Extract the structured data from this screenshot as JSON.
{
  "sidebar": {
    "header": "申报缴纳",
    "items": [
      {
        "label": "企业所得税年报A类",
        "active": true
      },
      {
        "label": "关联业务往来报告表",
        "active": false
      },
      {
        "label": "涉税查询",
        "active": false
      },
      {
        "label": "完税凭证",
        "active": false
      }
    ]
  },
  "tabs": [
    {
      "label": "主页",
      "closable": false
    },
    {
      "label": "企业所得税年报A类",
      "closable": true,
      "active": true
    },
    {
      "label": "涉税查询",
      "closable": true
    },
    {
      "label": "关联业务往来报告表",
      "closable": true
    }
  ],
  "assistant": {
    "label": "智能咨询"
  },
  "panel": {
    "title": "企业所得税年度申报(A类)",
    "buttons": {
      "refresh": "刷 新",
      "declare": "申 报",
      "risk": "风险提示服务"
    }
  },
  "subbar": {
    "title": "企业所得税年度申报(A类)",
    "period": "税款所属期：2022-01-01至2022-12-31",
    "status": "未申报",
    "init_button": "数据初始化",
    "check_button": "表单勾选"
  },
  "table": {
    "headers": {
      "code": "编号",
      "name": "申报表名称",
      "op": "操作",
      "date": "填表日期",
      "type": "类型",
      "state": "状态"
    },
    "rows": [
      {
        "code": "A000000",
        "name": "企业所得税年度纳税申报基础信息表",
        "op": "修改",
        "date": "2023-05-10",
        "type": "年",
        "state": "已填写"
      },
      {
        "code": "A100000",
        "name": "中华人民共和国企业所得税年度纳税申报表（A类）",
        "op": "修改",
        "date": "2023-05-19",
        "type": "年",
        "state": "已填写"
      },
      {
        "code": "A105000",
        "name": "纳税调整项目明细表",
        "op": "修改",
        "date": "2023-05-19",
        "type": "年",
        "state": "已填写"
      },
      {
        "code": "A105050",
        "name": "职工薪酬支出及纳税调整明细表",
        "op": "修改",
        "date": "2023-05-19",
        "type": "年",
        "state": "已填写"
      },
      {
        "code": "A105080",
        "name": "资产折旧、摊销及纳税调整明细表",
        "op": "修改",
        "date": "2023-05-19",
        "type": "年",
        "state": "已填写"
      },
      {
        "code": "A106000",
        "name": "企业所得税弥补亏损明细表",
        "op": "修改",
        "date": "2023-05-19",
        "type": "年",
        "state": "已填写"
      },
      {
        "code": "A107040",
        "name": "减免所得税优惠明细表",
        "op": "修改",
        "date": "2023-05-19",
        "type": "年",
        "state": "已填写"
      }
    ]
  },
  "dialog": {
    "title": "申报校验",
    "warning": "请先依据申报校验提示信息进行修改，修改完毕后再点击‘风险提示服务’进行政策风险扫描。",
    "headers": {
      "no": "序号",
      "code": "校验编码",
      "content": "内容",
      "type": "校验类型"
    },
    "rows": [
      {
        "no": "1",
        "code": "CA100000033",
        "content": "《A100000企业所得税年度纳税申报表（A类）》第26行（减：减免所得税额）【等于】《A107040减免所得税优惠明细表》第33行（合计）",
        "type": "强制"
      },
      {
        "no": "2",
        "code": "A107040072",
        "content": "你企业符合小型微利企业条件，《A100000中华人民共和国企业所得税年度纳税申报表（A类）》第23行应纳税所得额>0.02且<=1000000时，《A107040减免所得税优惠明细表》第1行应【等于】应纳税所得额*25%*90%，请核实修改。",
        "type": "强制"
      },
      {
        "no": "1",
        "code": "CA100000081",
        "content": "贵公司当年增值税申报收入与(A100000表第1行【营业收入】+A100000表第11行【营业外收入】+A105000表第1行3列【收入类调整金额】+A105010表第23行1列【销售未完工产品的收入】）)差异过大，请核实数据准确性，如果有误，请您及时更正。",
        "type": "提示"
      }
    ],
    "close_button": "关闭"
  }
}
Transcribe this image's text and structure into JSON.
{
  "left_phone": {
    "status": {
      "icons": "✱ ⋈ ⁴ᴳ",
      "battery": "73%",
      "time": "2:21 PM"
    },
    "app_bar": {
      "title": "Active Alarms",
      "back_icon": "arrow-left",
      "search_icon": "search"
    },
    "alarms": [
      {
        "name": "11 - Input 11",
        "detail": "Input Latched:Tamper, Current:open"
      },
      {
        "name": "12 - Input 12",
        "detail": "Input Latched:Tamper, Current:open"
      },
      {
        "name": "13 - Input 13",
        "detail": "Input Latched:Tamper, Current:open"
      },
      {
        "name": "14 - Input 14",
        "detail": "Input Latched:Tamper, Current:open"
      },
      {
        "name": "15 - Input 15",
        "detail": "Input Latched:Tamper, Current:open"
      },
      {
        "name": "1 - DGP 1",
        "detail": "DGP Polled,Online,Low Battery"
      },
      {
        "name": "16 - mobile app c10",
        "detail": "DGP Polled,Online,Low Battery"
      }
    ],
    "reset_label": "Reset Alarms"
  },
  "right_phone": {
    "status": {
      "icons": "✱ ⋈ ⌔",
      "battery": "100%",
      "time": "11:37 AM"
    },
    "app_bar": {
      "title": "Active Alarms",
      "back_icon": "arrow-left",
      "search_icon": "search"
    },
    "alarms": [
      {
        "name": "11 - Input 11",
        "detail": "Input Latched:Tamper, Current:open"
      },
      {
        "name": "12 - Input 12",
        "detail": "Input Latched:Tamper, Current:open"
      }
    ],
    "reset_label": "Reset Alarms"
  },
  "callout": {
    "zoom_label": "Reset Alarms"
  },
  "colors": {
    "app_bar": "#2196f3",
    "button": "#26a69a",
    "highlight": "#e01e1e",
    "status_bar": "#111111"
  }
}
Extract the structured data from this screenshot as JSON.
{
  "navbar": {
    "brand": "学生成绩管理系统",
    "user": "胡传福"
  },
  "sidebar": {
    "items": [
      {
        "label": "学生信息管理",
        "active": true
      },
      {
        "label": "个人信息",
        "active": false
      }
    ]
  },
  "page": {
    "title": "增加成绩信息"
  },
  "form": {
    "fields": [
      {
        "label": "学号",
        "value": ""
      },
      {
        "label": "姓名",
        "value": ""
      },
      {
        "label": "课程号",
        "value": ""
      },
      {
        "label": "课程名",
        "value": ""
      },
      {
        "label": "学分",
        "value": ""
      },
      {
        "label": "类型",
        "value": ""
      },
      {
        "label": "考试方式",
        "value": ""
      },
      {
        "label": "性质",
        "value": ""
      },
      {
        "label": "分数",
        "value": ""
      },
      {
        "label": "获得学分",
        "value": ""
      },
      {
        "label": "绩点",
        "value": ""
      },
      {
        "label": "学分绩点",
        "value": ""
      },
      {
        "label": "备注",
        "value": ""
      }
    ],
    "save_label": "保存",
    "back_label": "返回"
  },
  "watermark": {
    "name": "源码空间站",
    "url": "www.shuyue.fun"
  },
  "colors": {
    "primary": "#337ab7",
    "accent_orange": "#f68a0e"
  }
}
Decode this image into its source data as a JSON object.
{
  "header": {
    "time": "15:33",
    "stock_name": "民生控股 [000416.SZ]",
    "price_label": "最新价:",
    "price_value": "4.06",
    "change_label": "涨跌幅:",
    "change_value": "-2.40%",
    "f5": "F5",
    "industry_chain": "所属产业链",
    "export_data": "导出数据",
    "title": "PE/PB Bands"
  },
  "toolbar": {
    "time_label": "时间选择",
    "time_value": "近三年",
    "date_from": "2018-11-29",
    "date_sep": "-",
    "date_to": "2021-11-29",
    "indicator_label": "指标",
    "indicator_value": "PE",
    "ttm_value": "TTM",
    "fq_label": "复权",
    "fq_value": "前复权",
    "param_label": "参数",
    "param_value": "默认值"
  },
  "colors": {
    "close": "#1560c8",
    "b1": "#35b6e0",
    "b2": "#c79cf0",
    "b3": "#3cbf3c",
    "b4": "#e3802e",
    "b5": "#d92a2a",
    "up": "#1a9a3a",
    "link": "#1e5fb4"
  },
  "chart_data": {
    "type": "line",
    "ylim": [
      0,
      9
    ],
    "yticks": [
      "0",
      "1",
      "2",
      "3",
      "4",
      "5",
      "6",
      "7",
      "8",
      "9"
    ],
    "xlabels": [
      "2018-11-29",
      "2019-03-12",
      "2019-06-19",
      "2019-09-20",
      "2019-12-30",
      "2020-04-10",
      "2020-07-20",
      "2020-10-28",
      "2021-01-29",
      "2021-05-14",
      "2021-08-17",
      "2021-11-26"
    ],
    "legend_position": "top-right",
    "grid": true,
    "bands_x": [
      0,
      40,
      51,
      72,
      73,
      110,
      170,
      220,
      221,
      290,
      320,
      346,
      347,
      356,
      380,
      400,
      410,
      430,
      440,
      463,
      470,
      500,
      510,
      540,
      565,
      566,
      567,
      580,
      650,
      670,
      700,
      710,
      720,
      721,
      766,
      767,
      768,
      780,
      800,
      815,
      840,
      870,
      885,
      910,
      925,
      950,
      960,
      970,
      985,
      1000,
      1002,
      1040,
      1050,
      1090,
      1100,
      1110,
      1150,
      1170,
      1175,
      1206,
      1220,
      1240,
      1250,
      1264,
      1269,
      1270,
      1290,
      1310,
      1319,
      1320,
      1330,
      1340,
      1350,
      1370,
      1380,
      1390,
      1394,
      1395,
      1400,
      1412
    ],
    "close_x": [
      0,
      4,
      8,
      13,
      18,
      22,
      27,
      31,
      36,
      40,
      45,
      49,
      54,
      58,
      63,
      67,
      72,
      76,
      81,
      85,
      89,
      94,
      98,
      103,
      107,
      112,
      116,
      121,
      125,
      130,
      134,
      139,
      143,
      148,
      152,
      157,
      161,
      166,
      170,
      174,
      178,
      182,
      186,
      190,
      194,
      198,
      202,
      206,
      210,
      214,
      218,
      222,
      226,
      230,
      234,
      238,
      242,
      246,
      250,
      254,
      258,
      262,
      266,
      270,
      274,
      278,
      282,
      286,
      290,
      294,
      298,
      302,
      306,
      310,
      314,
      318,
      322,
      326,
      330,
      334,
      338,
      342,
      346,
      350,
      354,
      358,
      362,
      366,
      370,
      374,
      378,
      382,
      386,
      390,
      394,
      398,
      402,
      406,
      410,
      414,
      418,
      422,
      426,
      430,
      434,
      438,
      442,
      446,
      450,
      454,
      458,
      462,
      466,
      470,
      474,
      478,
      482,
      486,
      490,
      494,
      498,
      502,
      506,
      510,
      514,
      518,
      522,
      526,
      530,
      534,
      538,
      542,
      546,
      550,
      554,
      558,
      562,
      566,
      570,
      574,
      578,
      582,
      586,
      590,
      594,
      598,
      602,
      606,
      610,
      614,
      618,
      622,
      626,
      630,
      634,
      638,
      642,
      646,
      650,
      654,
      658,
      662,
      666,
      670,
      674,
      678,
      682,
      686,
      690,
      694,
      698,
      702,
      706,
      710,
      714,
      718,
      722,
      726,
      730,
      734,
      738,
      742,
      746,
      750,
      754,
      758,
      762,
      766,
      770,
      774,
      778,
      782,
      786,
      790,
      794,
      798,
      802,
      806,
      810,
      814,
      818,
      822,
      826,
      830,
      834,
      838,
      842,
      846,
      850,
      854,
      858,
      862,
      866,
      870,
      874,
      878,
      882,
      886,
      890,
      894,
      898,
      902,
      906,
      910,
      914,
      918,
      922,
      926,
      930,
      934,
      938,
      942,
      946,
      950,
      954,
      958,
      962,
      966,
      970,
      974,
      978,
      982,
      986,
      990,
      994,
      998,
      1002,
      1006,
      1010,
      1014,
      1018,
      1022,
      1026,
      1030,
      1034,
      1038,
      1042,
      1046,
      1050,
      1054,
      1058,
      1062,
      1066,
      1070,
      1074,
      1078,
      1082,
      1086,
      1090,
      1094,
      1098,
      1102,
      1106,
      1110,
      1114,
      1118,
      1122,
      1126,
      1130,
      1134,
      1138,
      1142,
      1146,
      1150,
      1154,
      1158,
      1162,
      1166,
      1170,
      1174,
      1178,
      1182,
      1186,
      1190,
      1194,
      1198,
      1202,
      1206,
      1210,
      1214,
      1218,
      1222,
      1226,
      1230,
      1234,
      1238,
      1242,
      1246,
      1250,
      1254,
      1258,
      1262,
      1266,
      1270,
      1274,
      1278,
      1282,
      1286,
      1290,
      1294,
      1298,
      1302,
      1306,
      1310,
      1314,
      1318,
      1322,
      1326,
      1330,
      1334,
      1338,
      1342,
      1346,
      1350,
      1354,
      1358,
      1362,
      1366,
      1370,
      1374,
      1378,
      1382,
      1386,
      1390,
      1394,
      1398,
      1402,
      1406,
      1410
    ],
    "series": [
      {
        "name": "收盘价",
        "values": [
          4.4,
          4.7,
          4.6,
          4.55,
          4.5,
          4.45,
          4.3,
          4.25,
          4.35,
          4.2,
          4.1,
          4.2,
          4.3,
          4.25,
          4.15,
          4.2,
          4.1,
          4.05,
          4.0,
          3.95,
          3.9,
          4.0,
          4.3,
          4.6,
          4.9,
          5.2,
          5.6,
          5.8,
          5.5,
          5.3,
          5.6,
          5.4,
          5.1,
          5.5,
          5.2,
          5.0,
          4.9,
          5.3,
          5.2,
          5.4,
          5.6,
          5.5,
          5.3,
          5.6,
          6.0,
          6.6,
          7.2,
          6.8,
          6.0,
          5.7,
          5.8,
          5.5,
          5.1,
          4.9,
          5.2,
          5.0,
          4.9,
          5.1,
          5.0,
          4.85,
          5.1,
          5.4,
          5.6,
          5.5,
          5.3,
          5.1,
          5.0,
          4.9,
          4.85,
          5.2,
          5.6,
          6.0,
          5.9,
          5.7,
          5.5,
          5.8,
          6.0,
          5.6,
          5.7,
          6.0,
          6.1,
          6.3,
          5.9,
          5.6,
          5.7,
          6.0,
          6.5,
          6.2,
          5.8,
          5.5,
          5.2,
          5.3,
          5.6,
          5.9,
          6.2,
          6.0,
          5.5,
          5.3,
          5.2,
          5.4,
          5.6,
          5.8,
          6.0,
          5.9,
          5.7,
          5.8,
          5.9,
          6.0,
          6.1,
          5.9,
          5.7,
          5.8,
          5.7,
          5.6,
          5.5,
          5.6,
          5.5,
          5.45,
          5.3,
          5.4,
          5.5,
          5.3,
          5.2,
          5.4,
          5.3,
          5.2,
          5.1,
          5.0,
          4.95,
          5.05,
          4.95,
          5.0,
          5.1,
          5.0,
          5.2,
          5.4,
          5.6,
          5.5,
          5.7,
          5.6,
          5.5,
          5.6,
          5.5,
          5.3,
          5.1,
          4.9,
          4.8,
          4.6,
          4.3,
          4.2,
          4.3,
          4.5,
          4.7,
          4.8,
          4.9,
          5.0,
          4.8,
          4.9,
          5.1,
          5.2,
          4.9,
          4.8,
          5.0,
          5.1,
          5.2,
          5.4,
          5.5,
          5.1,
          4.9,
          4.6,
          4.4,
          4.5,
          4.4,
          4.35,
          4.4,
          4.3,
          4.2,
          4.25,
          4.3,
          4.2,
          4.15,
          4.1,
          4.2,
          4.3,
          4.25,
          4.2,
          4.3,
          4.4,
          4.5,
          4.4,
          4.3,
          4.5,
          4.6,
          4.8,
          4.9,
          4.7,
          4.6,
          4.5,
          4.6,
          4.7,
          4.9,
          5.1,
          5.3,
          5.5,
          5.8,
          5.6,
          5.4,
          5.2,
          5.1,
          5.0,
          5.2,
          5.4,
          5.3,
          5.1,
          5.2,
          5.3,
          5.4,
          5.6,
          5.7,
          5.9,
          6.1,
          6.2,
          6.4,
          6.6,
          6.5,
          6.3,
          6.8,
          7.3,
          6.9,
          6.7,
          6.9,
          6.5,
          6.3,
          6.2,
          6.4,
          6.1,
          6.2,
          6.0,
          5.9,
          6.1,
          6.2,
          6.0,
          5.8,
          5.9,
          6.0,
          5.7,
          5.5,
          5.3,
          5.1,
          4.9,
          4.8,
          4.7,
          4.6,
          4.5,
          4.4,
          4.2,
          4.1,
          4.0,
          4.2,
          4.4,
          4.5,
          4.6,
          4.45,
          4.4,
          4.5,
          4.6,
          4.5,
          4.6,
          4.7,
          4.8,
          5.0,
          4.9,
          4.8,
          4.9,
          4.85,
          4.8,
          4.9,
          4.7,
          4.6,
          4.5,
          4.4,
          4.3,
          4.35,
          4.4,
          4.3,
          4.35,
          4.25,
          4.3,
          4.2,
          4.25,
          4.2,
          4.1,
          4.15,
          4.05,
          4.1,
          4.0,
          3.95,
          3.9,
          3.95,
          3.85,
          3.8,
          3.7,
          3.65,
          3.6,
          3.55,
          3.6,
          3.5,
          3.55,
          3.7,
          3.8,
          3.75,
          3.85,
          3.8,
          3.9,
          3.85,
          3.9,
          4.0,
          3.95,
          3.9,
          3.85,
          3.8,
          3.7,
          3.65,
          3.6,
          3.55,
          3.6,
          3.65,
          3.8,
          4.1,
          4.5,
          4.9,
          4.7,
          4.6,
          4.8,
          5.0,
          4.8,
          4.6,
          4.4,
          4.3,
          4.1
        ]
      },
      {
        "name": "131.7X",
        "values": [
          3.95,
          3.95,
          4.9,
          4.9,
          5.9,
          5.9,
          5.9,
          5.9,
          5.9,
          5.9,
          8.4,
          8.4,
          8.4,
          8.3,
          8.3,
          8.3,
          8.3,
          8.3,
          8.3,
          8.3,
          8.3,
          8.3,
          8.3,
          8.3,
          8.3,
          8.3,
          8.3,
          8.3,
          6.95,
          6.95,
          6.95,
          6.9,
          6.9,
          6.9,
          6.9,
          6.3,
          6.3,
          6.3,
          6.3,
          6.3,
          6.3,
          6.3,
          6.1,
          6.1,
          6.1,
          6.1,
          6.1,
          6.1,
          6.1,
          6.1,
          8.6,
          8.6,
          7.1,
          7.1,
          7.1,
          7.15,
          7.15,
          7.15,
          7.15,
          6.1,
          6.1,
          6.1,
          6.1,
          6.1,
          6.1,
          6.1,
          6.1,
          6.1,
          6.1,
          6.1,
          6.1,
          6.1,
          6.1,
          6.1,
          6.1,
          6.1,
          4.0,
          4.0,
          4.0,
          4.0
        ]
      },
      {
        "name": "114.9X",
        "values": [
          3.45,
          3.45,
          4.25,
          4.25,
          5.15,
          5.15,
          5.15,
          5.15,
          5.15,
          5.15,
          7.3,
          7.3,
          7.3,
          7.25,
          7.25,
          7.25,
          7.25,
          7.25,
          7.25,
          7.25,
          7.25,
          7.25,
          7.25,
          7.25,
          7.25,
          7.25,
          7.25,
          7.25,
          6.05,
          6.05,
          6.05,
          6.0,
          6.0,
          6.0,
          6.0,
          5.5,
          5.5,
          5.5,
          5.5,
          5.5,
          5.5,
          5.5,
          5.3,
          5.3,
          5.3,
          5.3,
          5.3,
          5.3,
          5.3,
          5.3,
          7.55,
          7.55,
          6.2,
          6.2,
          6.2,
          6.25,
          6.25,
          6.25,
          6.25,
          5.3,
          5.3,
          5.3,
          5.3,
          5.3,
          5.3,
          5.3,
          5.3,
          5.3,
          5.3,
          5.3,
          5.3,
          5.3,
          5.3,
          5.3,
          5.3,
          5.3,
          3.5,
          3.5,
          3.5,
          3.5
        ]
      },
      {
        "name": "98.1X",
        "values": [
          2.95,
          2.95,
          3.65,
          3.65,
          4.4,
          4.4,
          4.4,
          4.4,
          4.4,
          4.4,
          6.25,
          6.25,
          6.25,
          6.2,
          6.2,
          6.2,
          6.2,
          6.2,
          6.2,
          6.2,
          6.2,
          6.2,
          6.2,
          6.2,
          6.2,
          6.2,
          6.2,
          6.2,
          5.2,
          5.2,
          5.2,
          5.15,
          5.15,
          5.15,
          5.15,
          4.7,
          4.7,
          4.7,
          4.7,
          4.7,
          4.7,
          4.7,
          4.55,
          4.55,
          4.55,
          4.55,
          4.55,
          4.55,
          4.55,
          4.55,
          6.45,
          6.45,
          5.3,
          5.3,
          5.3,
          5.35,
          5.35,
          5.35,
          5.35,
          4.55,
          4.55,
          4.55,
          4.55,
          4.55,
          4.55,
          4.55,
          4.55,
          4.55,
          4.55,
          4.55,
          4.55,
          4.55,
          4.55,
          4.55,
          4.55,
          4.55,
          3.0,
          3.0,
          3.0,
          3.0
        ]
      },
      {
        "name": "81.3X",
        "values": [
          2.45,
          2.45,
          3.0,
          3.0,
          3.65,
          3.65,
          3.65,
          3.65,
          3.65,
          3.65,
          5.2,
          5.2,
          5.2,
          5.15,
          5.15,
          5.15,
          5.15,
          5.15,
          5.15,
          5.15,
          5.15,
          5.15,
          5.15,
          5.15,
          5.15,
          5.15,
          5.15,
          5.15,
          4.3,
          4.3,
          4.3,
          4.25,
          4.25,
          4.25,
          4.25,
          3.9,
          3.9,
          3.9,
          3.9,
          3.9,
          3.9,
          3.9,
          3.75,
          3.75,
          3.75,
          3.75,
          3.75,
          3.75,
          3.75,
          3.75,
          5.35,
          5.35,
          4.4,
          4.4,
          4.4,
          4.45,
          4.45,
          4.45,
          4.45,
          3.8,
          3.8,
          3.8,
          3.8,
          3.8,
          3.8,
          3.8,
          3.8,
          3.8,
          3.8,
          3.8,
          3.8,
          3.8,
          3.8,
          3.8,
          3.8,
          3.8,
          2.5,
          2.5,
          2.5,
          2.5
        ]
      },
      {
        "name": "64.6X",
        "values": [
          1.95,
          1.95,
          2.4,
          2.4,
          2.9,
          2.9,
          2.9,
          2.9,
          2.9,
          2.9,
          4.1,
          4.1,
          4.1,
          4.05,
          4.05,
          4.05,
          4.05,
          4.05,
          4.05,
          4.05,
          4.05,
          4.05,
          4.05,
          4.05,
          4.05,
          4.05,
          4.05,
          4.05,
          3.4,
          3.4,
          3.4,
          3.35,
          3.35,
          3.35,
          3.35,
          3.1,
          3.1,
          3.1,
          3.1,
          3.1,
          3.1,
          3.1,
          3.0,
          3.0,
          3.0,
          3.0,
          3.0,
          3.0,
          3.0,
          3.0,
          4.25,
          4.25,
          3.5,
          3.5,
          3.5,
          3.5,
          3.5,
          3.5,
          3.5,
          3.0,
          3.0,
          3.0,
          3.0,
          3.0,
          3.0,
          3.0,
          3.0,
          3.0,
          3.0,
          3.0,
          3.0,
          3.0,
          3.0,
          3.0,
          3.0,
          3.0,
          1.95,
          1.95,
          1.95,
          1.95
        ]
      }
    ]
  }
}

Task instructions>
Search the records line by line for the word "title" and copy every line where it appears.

Result of the exercise>
    "title": "企业所得税年度申报(A类)",
    "title": "企业所得税年度申报(A类)",
    "title": "申报校验",
      "title": "Active Alarms",
      "title": "Active Alarms",
    "title": "增加成绩信息"
    "title": "PE/PB Bands"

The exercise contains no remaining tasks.